• _DESCRIPTION OF THE TASK_: Search the data below for the string "localhost". Extract every line that contains it.

• _SOURCE DATA_:
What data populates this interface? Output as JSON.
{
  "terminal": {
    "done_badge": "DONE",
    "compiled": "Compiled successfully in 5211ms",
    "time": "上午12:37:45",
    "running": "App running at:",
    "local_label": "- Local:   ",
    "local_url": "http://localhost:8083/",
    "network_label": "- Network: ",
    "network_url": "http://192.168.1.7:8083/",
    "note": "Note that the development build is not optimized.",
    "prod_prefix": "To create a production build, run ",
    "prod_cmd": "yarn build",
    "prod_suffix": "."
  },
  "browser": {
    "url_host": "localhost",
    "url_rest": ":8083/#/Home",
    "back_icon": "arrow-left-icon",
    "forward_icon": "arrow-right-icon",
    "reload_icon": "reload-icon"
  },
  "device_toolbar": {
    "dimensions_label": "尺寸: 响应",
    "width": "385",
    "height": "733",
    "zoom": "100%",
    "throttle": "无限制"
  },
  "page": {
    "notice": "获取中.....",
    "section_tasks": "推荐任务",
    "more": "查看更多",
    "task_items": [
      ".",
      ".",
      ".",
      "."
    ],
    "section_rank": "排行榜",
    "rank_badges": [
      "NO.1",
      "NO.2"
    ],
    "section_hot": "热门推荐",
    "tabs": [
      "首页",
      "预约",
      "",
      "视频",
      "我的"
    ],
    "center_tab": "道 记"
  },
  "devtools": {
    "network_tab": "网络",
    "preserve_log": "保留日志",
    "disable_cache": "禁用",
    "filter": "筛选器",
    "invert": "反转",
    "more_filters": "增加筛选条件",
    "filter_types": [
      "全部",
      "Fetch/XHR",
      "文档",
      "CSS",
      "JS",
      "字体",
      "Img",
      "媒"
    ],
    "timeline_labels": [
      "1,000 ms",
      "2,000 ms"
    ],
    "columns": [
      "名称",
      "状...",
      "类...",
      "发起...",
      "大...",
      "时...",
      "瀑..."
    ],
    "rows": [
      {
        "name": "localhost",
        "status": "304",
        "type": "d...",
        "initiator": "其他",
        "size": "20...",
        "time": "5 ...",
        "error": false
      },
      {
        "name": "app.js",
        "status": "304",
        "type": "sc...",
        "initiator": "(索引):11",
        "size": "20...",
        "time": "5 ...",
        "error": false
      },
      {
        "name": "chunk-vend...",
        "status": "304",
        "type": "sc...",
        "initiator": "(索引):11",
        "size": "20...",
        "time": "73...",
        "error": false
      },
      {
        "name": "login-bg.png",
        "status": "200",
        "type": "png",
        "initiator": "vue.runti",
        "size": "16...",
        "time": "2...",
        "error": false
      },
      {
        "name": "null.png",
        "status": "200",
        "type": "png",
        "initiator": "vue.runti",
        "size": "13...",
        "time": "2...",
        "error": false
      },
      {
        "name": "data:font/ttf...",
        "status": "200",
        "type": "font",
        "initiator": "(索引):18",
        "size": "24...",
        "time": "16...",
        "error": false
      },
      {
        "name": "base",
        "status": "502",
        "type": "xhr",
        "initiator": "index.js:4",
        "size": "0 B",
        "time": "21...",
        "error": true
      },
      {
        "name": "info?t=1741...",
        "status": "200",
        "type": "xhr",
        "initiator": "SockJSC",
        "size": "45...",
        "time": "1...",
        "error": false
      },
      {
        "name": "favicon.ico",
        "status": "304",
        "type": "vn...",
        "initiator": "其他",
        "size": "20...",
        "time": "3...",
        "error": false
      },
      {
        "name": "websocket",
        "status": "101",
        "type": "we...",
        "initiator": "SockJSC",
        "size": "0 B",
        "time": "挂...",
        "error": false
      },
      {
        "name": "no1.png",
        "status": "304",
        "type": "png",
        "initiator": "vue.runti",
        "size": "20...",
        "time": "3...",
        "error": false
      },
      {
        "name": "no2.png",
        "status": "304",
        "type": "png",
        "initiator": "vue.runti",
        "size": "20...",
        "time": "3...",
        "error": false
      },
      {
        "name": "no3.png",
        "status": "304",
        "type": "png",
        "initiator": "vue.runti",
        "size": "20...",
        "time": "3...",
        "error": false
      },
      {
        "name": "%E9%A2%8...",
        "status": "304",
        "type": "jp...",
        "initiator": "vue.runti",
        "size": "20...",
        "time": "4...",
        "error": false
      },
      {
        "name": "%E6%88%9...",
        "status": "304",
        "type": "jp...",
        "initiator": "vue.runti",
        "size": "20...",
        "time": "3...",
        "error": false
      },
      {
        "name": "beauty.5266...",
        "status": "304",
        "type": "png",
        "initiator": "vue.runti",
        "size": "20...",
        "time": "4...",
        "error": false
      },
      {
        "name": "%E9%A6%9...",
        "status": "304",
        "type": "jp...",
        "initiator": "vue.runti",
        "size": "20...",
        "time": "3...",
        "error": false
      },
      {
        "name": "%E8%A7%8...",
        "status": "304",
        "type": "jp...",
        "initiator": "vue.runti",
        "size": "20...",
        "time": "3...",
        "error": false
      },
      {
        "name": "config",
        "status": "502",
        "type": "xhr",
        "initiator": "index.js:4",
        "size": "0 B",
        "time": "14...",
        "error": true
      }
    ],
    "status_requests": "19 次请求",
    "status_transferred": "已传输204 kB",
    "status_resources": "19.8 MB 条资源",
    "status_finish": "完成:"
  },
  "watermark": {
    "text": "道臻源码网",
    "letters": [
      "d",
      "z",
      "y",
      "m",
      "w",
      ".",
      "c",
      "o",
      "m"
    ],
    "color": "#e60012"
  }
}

• _YOUR RESPONSE_:
    "local_url": "http://localhost:8083/",
    "url_host": "localhost",
        "name": "localhost",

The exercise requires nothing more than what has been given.